(Required work):
Whenever a line in the records below contains "icon", pick it out.
------------------------------------------------------------------------
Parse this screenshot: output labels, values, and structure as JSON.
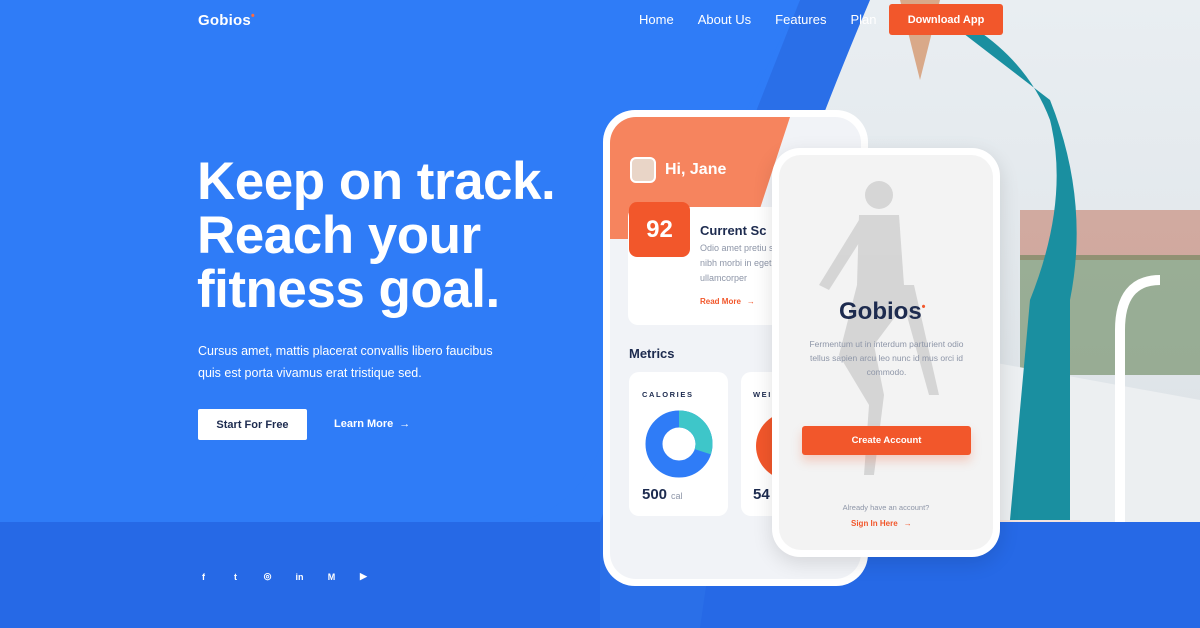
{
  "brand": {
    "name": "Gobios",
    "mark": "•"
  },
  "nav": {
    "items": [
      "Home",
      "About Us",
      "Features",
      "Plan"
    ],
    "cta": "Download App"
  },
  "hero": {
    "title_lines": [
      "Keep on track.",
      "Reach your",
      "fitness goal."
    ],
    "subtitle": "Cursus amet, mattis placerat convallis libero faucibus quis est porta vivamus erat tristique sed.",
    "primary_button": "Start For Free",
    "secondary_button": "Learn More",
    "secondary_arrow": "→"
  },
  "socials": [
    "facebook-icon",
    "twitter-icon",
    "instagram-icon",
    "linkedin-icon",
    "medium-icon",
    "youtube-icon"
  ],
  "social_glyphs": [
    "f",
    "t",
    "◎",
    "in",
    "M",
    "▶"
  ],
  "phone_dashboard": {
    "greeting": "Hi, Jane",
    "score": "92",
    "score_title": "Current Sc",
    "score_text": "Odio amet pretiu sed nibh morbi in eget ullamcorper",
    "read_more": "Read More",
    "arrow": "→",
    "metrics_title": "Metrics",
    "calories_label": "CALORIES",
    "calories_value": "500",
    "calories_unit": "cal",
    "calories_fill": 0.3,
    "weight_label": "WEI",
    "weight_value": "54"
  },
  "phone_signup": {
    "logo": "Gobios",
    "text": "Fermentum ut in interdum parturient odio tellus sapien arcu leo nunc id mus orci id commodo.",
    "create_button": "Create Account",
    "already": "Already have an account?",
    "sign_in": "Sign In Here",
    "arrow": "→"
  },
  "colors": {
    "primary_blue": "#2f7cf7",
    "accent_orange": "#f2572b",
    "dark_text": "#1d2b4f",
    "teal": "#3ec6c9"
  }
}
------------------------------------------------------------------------
(Exercise solution):
    "facebook-icon",
    "twitter-icon",
    "instagram-icon",
    "linkedin-icon",
    "medium-icon",
    "youtube-icon"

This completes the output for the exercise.